> _EXERCISE DETAILS_:
Looking at the listing below, give the number of lines in which the string "Information" appears, and add nothing else.

####

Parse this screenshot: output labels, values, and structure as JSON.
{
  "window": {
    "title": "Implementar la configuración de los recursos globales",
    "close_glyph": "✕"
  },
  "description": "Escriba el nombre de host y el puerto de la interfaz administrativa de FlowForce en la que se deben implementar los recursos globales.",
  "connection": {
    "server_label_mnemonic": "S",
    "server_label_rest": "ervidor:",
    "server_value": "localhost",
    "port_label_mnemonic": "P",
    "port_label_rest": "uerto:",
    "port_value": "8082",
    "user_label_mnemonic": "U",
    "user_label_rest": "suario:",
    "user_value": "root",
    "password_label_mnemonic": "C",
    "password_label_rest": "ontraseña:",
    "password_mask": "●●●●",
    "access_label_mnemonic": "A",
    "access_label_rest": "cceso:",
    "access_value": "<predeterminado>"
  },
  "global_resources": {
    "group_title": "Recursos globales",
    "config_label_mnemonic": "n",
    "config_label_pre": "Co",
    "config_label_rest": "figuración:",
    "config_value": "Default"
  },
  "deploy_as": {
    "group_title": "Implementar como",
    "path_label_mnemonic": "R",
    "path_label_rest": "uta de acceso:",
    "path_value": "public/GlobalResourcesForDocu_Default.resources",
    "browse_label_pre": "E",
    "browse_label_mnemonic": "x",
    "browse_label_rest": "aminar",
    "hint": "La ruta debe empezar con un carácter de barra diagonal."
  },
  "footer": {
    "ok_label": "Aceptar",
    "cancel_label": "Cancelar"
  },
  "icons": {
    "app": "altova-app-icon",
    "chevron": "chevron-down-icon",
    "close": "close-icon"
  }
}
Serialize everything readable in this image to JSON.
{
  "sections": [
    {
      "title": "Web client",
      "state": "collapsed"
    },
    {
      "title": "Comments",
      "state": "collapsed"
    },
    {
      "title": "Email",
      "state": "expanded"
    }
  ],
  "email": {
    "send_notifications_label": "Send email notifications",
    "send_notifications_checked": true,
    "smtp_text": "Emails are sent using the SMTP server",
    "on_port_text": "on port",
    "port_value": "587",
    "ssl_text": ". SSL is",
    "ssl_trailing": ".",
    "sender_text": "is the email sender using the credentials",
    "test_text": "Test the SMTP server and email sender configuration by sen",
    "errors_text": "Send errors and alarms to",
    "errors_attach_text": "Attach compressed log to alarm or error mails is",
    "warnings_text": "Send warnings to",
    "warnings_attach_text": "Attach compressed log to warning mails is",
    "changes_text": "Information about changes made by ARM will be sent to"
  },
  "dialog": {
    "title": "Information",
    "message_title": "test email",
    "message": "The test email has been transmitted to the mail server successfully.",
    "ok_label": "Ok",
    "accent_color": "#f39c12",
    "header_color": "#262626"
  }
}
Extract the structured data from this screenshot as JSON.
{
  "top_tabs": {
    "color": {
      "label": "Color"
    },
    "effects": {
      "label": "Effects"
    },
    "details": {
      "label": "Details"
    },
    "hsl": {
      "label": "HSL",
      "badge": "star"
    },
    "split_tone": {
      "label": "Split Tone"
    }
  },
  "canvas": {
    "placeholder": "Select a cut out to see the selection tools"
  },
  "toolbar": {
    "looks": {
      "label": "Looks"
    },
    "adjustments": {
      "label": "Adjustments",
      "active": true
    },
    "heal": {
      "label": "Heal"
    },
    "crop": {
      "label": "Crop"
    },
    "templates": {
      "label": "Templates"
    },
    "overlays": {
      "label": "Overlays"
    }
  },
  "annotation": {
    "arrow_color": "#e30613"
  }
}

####

> _FINISHED EXERCISE_:
2